Check each line of the data for "Parse", and copy the ones that have it.

§ **PROVIDED RECORDS**

----

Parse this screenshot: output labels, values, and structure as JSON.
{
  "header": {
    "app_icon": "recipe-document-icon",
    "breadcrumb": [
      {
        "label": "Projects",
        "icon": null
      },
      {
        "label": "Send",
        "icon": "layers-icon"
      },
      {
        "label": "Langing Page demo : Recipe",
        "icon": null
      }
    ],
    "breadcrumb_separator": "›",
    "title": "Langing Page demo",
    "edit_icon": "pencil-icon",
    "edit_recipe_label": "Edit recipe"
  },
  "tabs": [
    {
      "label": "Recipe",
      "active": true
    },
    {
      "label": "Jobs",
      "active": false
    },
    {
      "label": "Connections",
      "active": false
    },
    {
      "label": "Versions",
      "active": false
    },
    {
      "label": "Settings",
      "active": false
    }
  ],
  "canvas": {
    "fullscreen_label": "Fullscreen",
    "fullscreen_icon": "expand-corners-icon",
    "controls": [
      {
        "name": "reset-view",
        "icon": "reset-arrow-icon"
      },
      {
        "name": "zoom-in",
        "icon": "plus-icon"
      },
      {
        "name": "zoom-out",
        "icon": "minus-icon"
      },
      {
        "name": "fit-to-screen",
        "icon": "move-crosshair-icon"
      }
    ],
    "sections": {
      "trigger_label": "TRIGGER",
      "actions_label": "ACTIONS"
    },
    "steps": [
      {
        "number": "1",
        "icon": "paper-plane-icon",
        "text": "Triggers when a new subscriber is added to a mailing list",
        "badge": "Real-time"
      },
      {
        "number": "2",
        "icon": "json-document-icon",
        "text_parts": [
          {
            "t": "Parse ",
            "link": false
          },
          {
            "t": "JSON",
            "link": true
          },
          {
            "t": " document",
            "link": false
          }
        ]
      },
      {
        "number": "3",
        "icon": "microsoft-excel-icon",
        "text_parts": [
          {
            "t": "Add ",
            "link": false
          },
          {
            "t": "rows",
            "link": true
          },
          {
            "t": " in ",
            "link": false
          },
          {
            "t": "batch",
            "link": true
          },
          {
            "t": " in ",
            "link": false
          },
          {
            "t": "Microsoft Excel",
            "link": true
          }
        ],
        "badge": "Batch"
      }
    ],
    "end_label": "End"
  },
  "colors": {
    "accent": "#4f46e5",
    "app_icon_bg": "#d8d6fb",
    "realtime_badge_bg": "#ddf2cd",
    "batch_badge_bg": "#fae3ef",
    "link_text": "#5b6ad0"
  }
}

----

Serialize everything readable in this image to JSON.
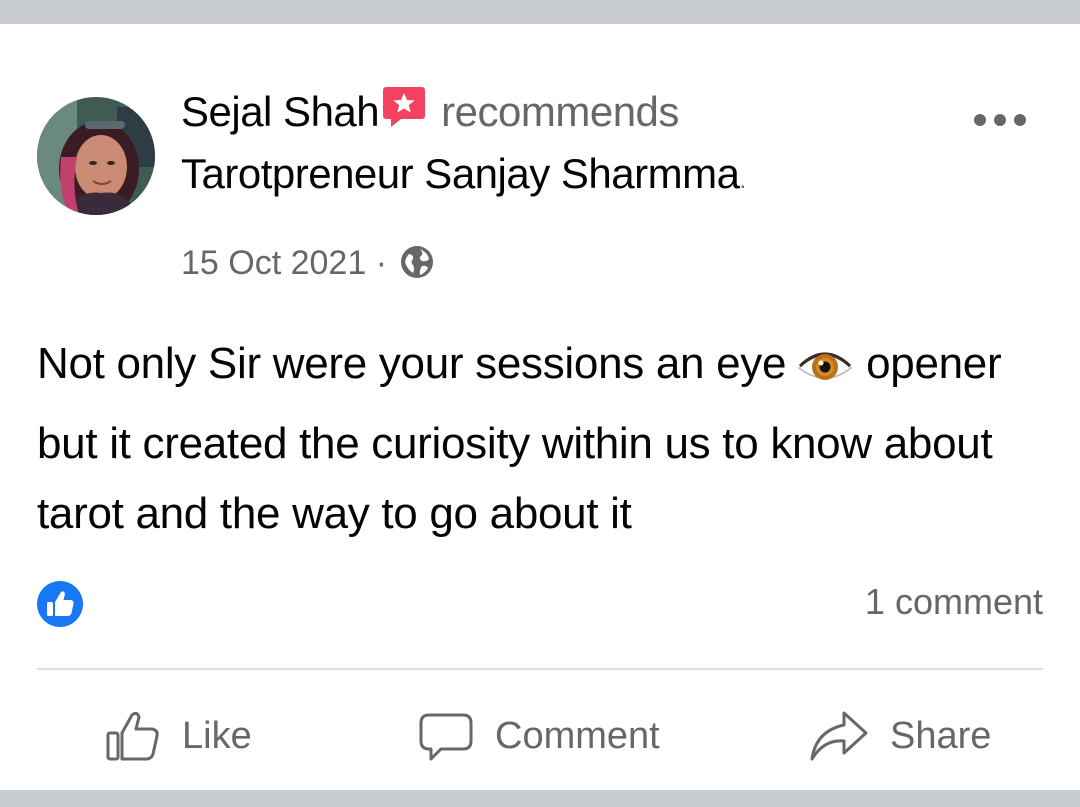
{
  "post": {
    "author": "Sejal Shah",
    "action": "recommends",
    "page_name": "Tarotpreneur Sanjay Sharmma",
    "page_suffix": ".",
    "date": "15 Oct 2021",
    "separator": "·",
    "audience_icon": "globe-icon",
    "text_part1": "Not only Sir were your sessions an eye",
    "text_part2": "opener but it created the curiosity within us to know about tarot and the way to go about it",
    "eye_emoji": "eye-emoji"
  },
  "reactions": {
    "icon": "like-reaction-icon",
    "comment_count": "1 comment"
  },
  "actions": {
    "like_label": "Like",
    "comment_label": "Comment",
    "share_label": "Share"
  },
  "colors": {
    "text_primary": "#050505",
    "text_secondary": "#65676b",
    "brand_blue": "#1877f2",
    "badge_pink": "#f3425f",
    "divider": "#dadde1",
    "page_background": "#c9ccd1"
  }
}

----

§ **OUTPUT FOR THIS TASK**
Parse this screenshot: output labels, values, and structure as JSON.
            "t": "Parse ",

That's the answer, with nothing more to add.